- _Activity_
Every line of the records that holds the word "Boundary" should be copied.

- _Dataset rows describing interfaces_
= = =
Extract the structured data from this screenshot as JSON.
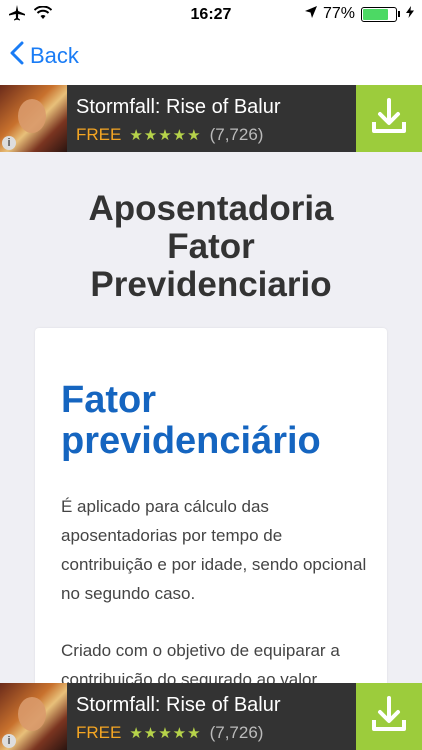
{
  "status_bar": {
    "time": "16:27",
    "battery_percent": "77%",
    "battery_level": 0.77,
    "icons": [
      "airplane-icon",
      "wifi-icon",
      "location-arrow-icon",
      "battery-icon",
      "charging-icon"
    ]
  },
  "nav": {
    "back_label": "Back"
  },
  "ad": {
    "title": "Stormfall: Rise of Balur",
    "price": "FREE",
    "rating": 4.5,
    "stars": "★★★★★",
    "count": "(7,726)",
    "info_glyph": "i",
    "accent_color": "#9ccc3c"
  },
  "page": {
    "title_line1": "Aposentadoria",
    "title_line2": "Fator",
    "title_line3": "Previdenciario"
  },
  "card": {
    "heading_line1": "Fator",
    "heading_line2": "previdenciário",
    "paragraph1": "É aplicado para cálculo das aposentadorias por tempo de contribuição e por idade, sendo opcional no segundo caso.",
    "paragraph2": "Criado com o objetivo de equiparar a contribuição do segurado ao valor"
  },
  "colors": {
    "link": "#1a7cf5",
    "heading": "#1565c0",
    "ad_bg": "#333333",
    "free": "#f5a623"
  }
}
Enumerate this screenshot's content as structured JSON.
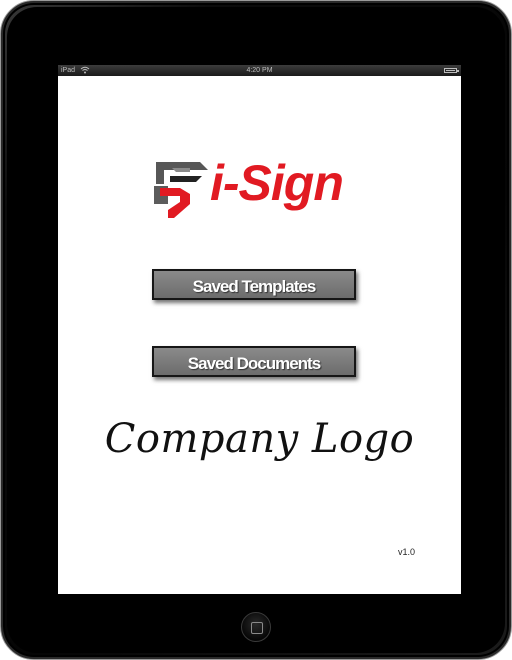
{
  "status_bar": {
    "carrier": "iPad",
    "time": "4:20 PM"
  },
  "app": {
    "logo_text": "i-Sign",
    "brand_color": "#e11a22"
  },
  "menu": {
    "saved_templates_label": "Saved Templates",
    "saved_documents_label": "Saved Documents"
  },
  "company_logo_text": "Company Logo",
  "version": "v1.0",
  "icons": {
    "wifi": "wifi-icon",
    "battery": "battery-icon",
    "home": "home-button-icon"
  }
}
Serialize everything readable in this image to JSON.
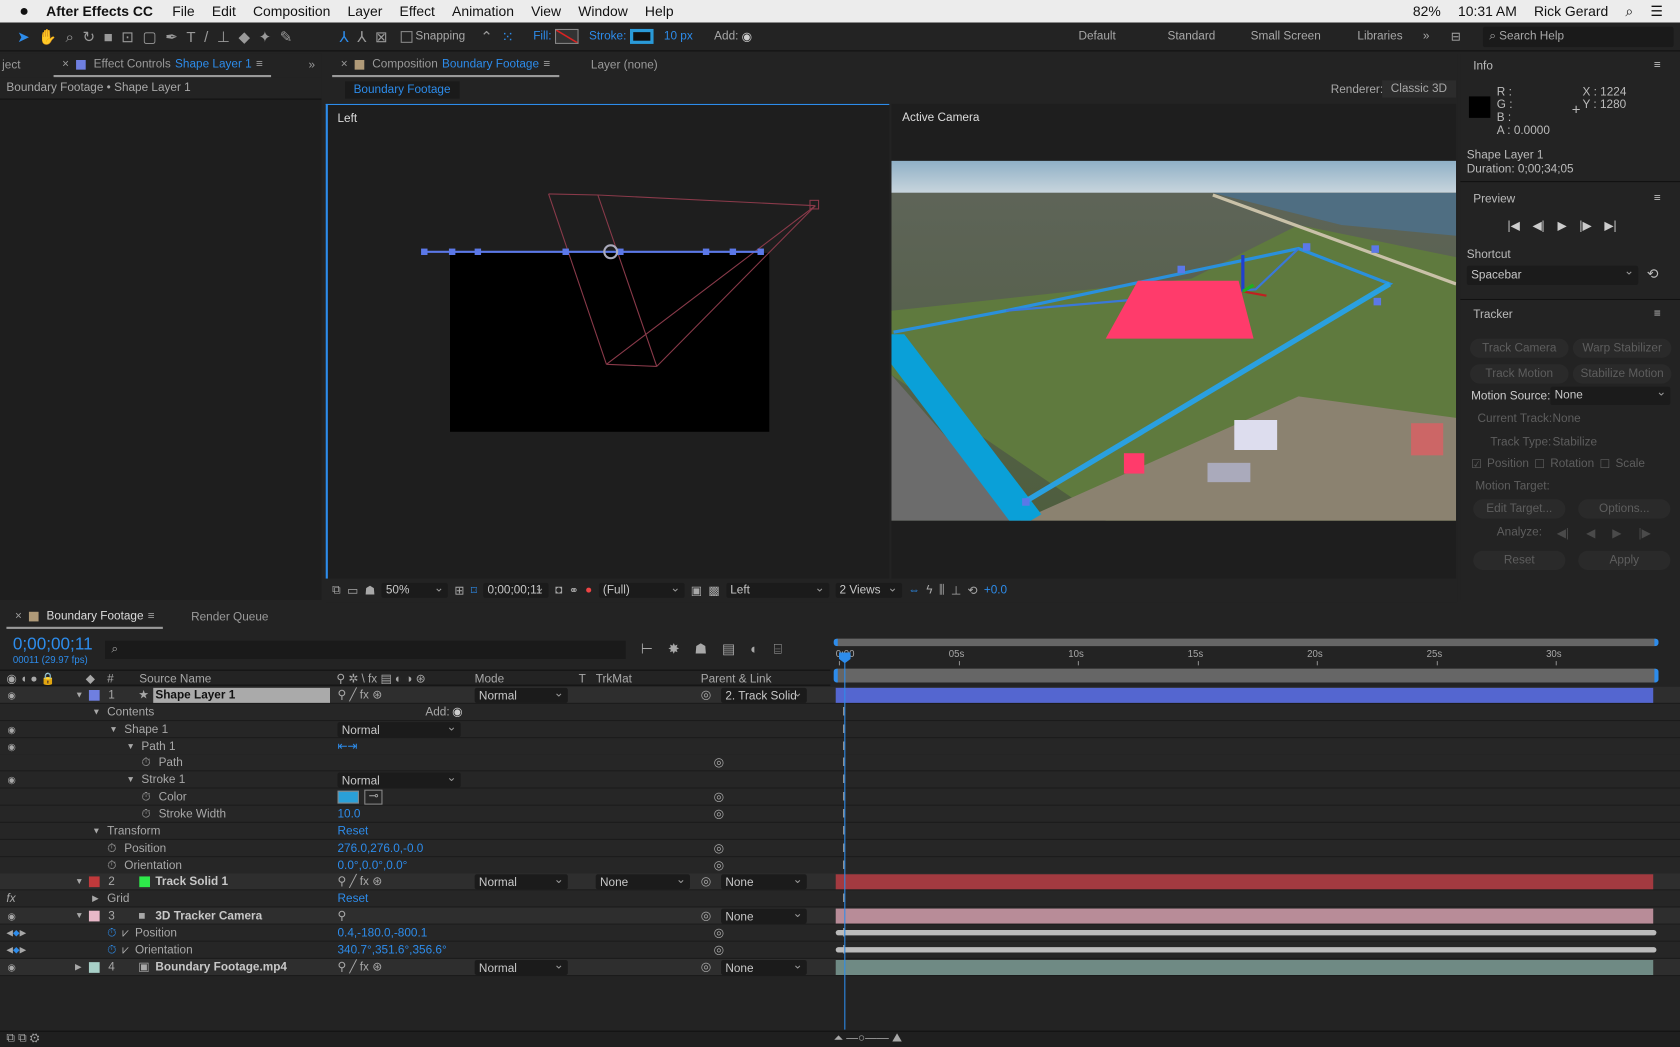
{
  "menubar": {
    "app": "After Effects CC",
    "items": [
      "File",
      "Edit",
      "Composition",
      "Layer",
      "Effect",
      "Animation",
      "View",
      "Window",
      "Help"
    ],
    "battery": "82%",
    "time": "10:31 AM",
    "user": "Rick Gerard"
  },
  "toolbar": {
    "snapping": "Snapping",
    "fill": "Fill:",
    "stroke": "Stroke:",
    "stroke_width": "10 px",
    "add": "Add:",
    "workspaces": [
      "Default",
      "Standard",
      "Small Screen",
      "Libraries"
    ],
    "search_placeholder": "Search Help"
  },
  "left_panel": {
    "tab_project": "ject",
    "tab_prefix": "Effect Controls",
    "tab_layer": "Shape Layer 1",
    "breadcrumb": "Boundary Footage • Shape Layer 1"
  },
  "comp_panel": {
    "tab_prefix": "Composition",
    "tab_comp": "Boundary Footage",
    "tab_layer": "Layer (none)",
    "subtab": "Boundary Footage",
    "renderer_label": "Renderer:",
    "renderer": "Classic 3D",
    "view_left": "Left",
    "view_right": "Active Camera",
    "bottom": {
      "zoom": "50%",
      "timecode": "0;00;00;11",
      "resolution": "(Full)",
      "view": "Left",
      "views": "2 Views",
      "exposure": "+0.0"
    }
  },
  "info": {
    "title": "Info",
    "r": "R :",
    "g": "G :",
    "b": "B :",
    "a": "A :  0.0000",
    "x": "X : 1224",
    "y": "Y :  1280",
    "layer": "Shape Layer 1",
    "duration": "Duration: 0;00;34;05"
  },
  "preview": {
    "title": "Preview",
    "shortcut_label": "Shortcut",
    "shortcut": "Spacebar"
  },
  "tracker": {
    "title": "Tracker",
    "track_camera": "Track Camera",
    "warp": "Warp Stabilizer",
    "track_motion": "Track Motion",
    "stabilize": "Stabilize Motion",
    "motion_source_label": "Motion Source:",
    "motion_source": "None",
    "current_track_label": "Current Track:",
    "current_track": "None",
    "track_type_label": "Track Type:",
    "track_type": "Stabilize",
    "position": "Position",
    "rotation": "Rotation",
    "scale": "Scale",
    "motion_target": "Motion Target:",
    "edit_target": "Edit Target...",
    "options": "Options...",
    "analyze": "Analyze:",
    "reset": "Reset",
    "apply": "Apply"
  },
  "timeline": {
    "tab": "Boundary Footage",
    "render_queue": "Render Queue",
    "timecode": "0;00;00;11",
    "frames": "00011 (29.97 fps)",
    "headers": {
      "num": "#",
      "source": "Source Name",
      "mode": "Mode",
      "t": "T",
      "trkmat": "TrkMat",
      "parent": "Parent & Link"
    },
    "ruler": [
      "0:00",
      "05s",
      "10s",
      "15s",
      "20s",
      "25s",
      "30s"
    ],
    "rows": [
      {
        "type": "layer",
        "num": "1",
        "name": "Shape Layer 1",
        "label": "#6f7fe0",
        "mode": "Normal",
        "parent": "2. Track Solid",
        "bar": "#5466d0",
        "selected": true,
        "eye": true
      },
      {
        "type": "prop",
        "indent": 1,
        "name": "Contents",
        "value": "",
        "add": "Add:"
      },
      {
        "type": "prop",
        "indent": 2,
        "name": "Shape 1",
        "dd": "Normal",
        "eye": true
      },
      {
        "type": "prop",
        "indent": 3,
        "name": "Path 1",
        "eye": true
      },
      {
        "type": "prop",
        "indent": 4,
        "name": "Path",
        "stopwatch": true
      },
      {
        "type": "prop",
        "indent": 3,
        "name": "Stroke 1",
        "dd": "Normal",
        "eye": true
      },
      {
        "type": "prop",
        "indent": 4,
        "name": "Color",
        "stopwatch": true,
        "swatch": "#2aa0d8"
      },
      {
        "type": "prop",
        "indent": 4,
        "name": "Stroke Width",
        "stopwatch": true,
        "value": "10.0"
      },
      {
        "type": "prop",
        "indent": 1,
        "name": "Transform",
        "value": "Reset"
      },
      {
        "type": "prop",
        "indent": 2,
        "name": "Position",
        "stopwatch": true,
        "value": "276.0,276.0,-0.0"
      },
      {
        "type": "prop",
        "indent": 2,
        "name": "Orientation",
        "stopwatch": true,
        "value": "0.0°,0.0°,0.0°"
      },
      {
        "type": "layer",
        "num": "2",
        "name": "Track Solid 1",
        "label": "#c0393b",
        "mode": "Normal",
        "trkmat": "None",
        "parent": "None",
        "bar": "#a33a40",
        "icon": "#2ee84a"
      },
      {
        "type": "prop",
        "indent": 1,
        "name": "Grid",
        "value": "Reset",
        "fx": true
      },
      {
        "type": "layer",
        "num": "3",
        "name": "3D Tracker Camera",
        "label": "#e8b8c8",
        "parent": "None",
        "bar": "#b88c98",
        "eye": true
      },
      {
        "type": "prop",
        "indent": 2,
        "name": "Position",
        "stopwatch": true,
        "value": "0.4,-180.0,-800.1",
        "kf": true
      },
      {
        "type": "prop",
        "indent": 2,
        "name": "Orientation",
        "stopwatch": true,
        "value": "340.7°,351.6°,356.6°",
        "kf": true
      },
      {
        "type": "layer",
        "num": "4",
        "name": "Boundary Footage.mp4",
        "label": "#a8d0c8",
        "mode": "Normal",
        "parent": "None",
        "bar": "#6f8a84",
        "eye": true
      }
    ]
  },
  "colors": {
    "accent": "#2d8ceb",
    "panel": "#232323",
    "shape_fill": "#ff3b6b",
    "stroke_color": "#2aa0d8"
  }
}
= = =
- _Result of the task_
    "breadcrumb": "Boundary Footage • Shape Layer 1"
    "tab_comp": "Boundary Footage",
    "subtab": "Boundary Footage",
    "tab": "Boundary Footage",
        "name": "Boundary Footage.mp4",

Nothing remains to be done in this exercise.